How to End Hazing, really
One man is a former student government president recruited to a fortune 500 company and new father. The other a doctorate of pharmacy candidate with numerous hours of community service. Neither man has any legal history, ever been in gangs, or trouble with the law. Yet both men are now currently in jail, convicted felons.
How did this happen? It was the trial case of a law in Florida which made hazing a felony. As a member of a National Greek Fraternity, I get asked all the time How do we end the problem of Hazing on our campuses, but is this the solution?
Hazing has a simple common sense solution. Punish everybody involved. The trouble we have with ending hazing on college campuses is that it focuses entirely on the so called "perpetrators" and creates a "victim". Parallels have been made to the victims of hazing to that of domestically abused women in that people subjugated to hazing are victims who are psychologically unable to defend themselves against their assault. As a psychiatrist, I cant wholly reject the notion that the need to fit in doesn't greatly influence a young persons mind. But also, you cant practically let a person off the hook for committing a crime simply because of peer pressure. Most people involved in hazing know way in advanced that what they are engaging in is wrong. I know in the case of my fraternity Kappa Alpha Psi, Inc.; young men sign contracts acknowledging that participation in hazing is wrong and promise to report if they encounter hazing. Plus, many college campuses hold workshops on hazing. Yet when ever there is a case like mentioned before it becomes "poor victim" and punish the "horrible criminal" that did this to you.
Lets be real. A battered woman never walked up to her husband and said beat me silly. She didn't get a card on the first date that says beware I might be crazy and should I start beating you call the police. Yet no person involved in any hazing activity entered it thinking they were doing something legal. Yet when someone cries I have been hazed, we are quick to react harshly, but half-assedly. Punishing only half the guilty party is like raiding a crack house and sending all drug dealers to prison, but saying all the crack heads caught with a pipe in their mouth shouldn't get in trouble because their addiction "isn't their fault." They knew drugs were illegal. Society has taken every step possible to educate them on the dangers of drugs, yet they chose to light up anyway. Same thing with college hazings. People know better. My question is if the family of the person hazed is entitled to money for pain and suffering; why aren't they liable for breech of contract? And if those two young men are guilty of a felony crime punishable with two years of prison, Why isn't he sitting right by them?

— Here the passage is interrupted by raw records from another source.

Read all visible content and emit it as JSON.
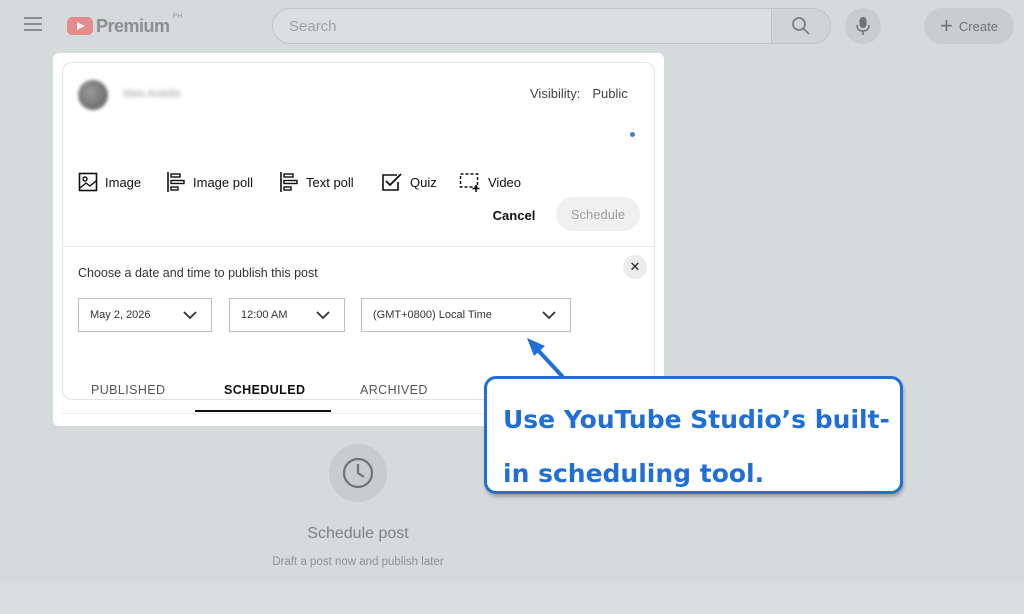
{
  "topbar": {
    "logo_text": "Premium",
    "logo_sup": "PH",
    "search_placeholder": "Search",
    "create_label": "Create"
  },
  "post": {
    "author_name": "Wes Antello",
    "visibility_label": "Visibility:",
    "visibility_value": "Public",
    "attachments": [
      "Image",
      "Image poll",
      "Text poll",
      "Quiz",
      "Video"
    ],
    "cancel_label": "Cancel",
    "schedule_label": "Schedule"
  },
  "schedule": {
    "heading": "Choose a date and time to publish this post",
    "date": "May 2, 2026",
    "time": "12:00 AM",
    "timezone": "(GMT+0800) Local Time"
  },
  "tabs": [
    "PUBLISHED",
    "SCHEDULED",
    "ARCHIVED"
  ],
  "active_tab": "SCHEDULED",
  "empty_state": {
    "title": "Schedule post",
    "subtitle": "Draft a post now and publish later"
  },
  "callout": {
    "text": "Use YouTube Studio’s built-in scheduling tool."
  },
  "colors": {
    "callout_blue": "#1f6fd6",
    "overlay_gray": "#d5dada",
    "accent_dot": "#3e7fd8"
  }
}
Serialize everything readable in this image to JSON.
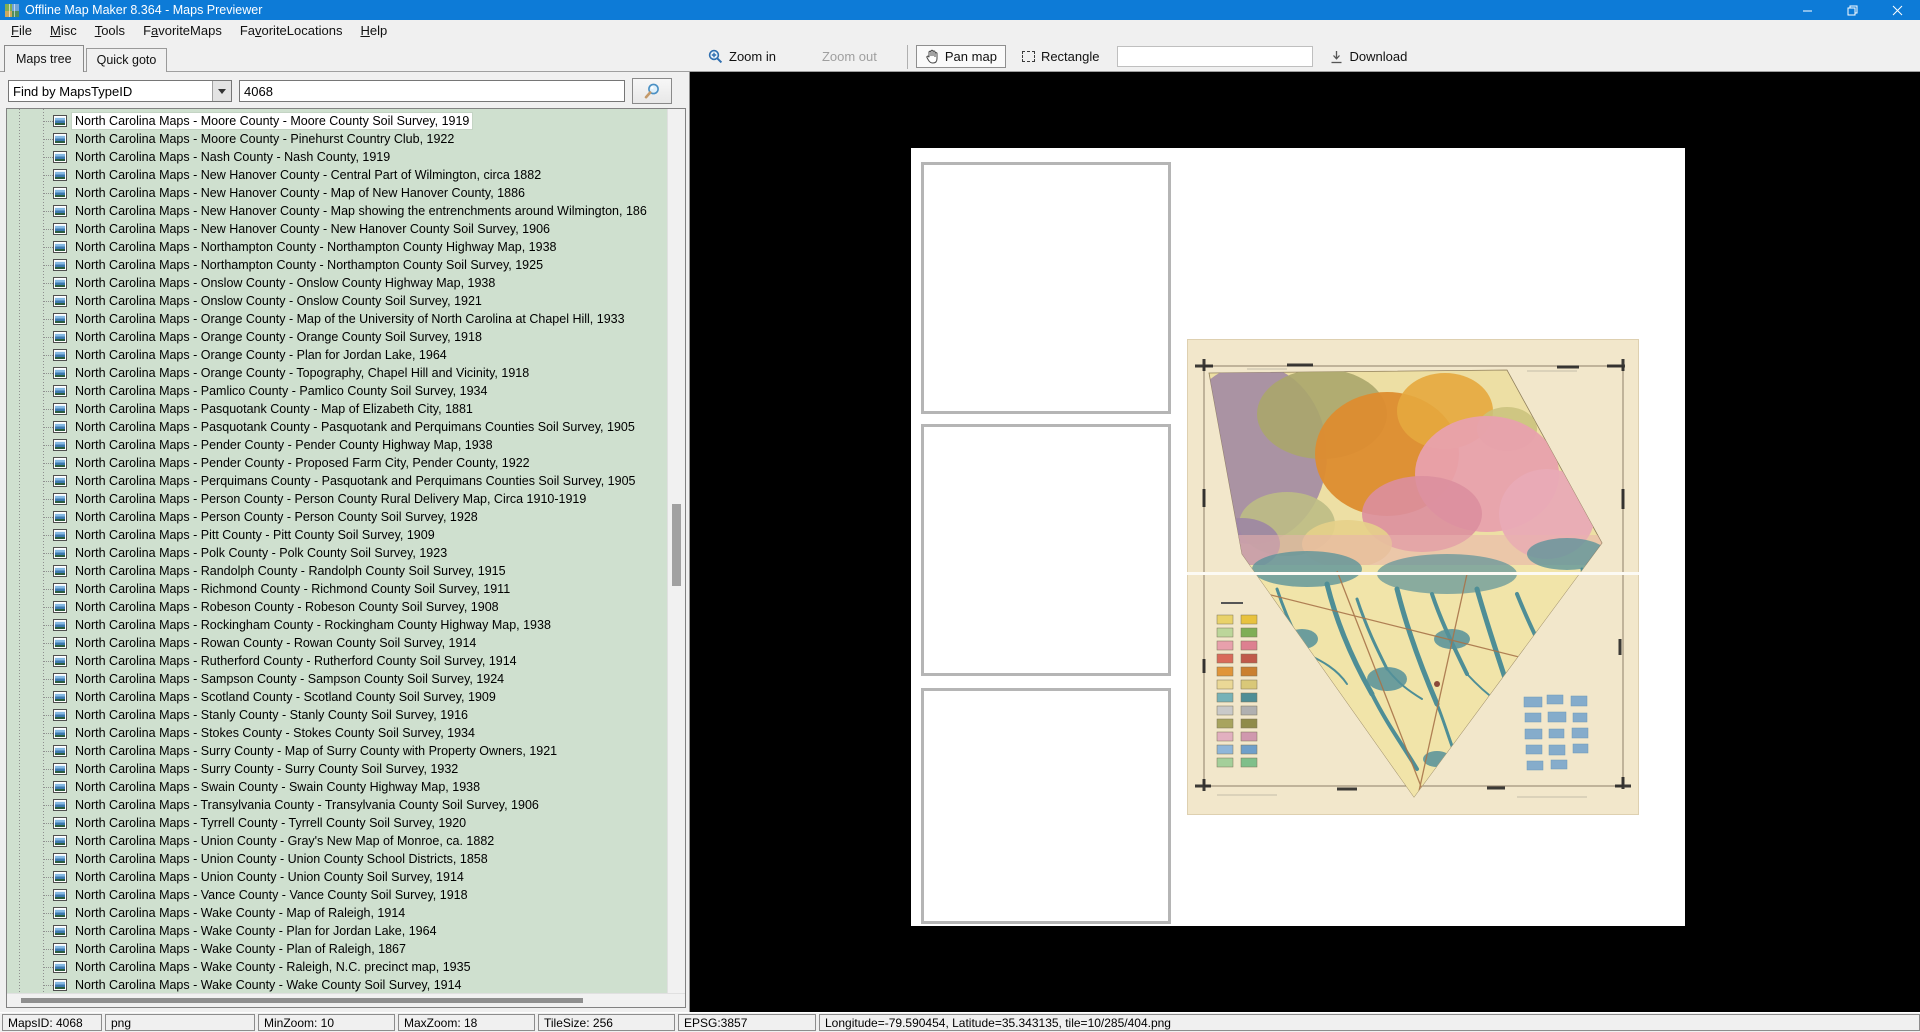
{
  "window": {
    "title": "Offline Map Maker 8.364 - Maps Previewer"
  },
  "menu": {
    "items": [
      {
        "pre": "",
        "key": "F",
        "post": "ile"
      },
      {
        "pre": "",
        "key": "M",
        "post": "isc"
      },
      {
        "pre": "",
        "key": "T",
        "post": "ools"
      },
      {
        "pre": "F",
        "key": "a",
        "post": "voriteMaps"
      },
      {
        "pre": "Fa",
        "key": "v",
        "post": "oriteLocations"
      },
      {
        "pre": "",
        "key": "H",
        "post": "elp"
      }
    ]
  },
  "tabs": {
    "items": [
      "Maps tree",
      "Quick goto"
    ],
    "active_index": 0
  },
  "search": {
    "filter_value": "Find by MapsTypeID",
    "query_value": "4068"
  },
  "toolbar": {
    "zoom_in": "Zoom in",
    "zoom_out": "Zoom out",
    "pan_map": "Pan map",
    "rectangle": "Rectangle",
    "download": "Download",
    "text_field_value": ""
  },
  "tree": {
    "selected_index": 0,
    "items": [
      "North Carolina Maps - Moore County - Moore County Soil Survey, 1919",
      "North Carolina Maps - Moore County - Pinehurst Country Club, 1922",
      "North Carolina Maps - Nash County - Nash County, 1919",
      "North Carolina Maps - New Hanover County - Central Part of Wilmington, circa 1882",
      "North Carolina Maps - New Hanover County - Map of New Hanover County, 1886",
      "North Carolina Maps - New Hanover County - Map showing the entrenchments around Wilmington, 186",
      "North Carolina Maps - New Hanover County - New Hanover County Soil Survey, 1906",
      "North Carolina Maps - Northampton County - Northampton County Highway Map, 1938",
      "North Carolina Maps - Northampton County - Northampton County Soil Survey, 1925",
      "North Carolina Maps - Onslow County - Onslow County Highway Map, 1938",
      "North Carolina Maps - Onslow County - Onslow County Soil Survey, 1921",
      "North Carolina Maps - Orange County - Map of the University of North Carolina at Chapel Hill, 1933",
      "North Carolina Maps - Orange County - Orange County Soil Survey, 1918",
      "North Carolina Maps - Orange County - Plan for Jordan Lake, 1964",
      "North Carolina Maps - Orange County - Topography, Chapel Hill and Vicinity, 1918",
      "North Carolina Maps - Pamlico County - Pamlico County Soil Survey, 1934",
      "North Carolina Maps - Pasquotank County - Map of Elizabeth City, 1881",
      "North Carolina Maps - Pasquotank County - Pasquotank and Perquimans Counties Soil Survey, 1905",
      "North Carolina Maps - Pender County - Pender County Highway Map, 1938",
      "North Carolina Maps - Pender County - Proposed Farm City, Pender County, 1922",
      "North Carolina Maps - Perquimans County - Pasquotank and Perquimans Counties Soil Survey, 1905",
      "North Carolina Maps - Person County - Person County Rural Delivery Map, Circa 1910-1919",
      "North Carolina Maps - Person County - Person County Soil Survey, 1928",
      "North Carolina Maps - Pitt County - Pitt County Soil Survey, 1909",
      "North Carolina Maps - Polk County - Polk County Soil Survey, 1923",
      "North Carolina Maps - Randolph County - Randolph County Soil Survey, 1915",
      "North Carolina Maps - Richmond County - Richmond County Soil Survey, 1911",
      "North Carolina Maps - Robeson County - Robeson County Soil Survey, 1908",
      "North Carolina Maps - Rockingham County - Rockingham County Highway Map, 1938",
      "North Carolina Maps - Rowan County - Rowan County Soil Survey, 1914",
      "North Carolina Maps - Rutherford County - Rutherford County Soil Survey, 1914",
      "North Carolina Maps - Sampson County - Sampson County Soil Survey, 1924",
      "North Carolina Maps - Scotland County - Scotland County Soil Survey, 1909",
      "North Carolina Maps - Stanly County - Stanly County Soil Survey, 1916",
      "North Carolina Maps - Stokes County - Stokes County Soil Survey, 1934",
      "North Carolina Maps - Surry County - Map of Surry County with Property Owners, 1921",
      "North Carolina Maps - Surry County - Surry County Soil Survey, 1932",
      "North Carolina Maps - Swain County - Swain County Highway Map, 1938",
      "North Carolina Maps - Transylvania County - Transylvania County Soil Survey, 1906",
      "North Carolina Maps - Tyrrell County - Tyrrell County Soil Survey, 1920",
      "North Carolina Maps - Union County - Gray's New Map of Monroe, ca. 1882",
      "North Carolina Maps - Union County - Union County School Districts, 1858",
      "North Carolina Maps - Union County - Union County Soil Survey, 1914",
      "North Carolina Maps - Vance County - Vance County Soil Survey, 1918",
      "North Carolina Maps - Wake County - Map of Raleigh, 1914",
      "North Carolina Maps - Wake County - Plan for Jordan Lake, 1964",
      "North Carolina Maps - Wake County - Plan of Raleigh, 1867",
      "North Carolina Maps - Wake County - Raleigh, N.C. precinct map, 1935",
      "North Carolina Maps - Wake County - Wake County Soil Survey, 1914"
    ]
  },
  "status": {
    "segments": [
      "MapsID: 4068",
      "png",
      "MinZoom: 10",
      "MaxZoom: 18",
      "TileSize: 256",
      "EPSG:3857",
      "Longitude=-79.590454, Latitude=35.343135, tile=10/285/404.png"
    ]
  },
  "colors": {
    "titlebar": "#0d7bd7",
    "tree_background": "#cfe0cf",
    "selection_background": "#ffffff",
    "map_canvas_background": "#000000"
  }
}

Want to end hazing? When you sue the organization for hazing, sue the people willingly subjecting themselves illegally to hazing too. When you expel students for hazing, expel students for allowing themselves to be hazed. Offer them the same punishment you offer everyone else involved. We need answers that don't make criminals out of people otherwise heading towards acheivement, nor do we need answers that don't hold EVERYONE involved in the problem accountable.
Makes common sense to me.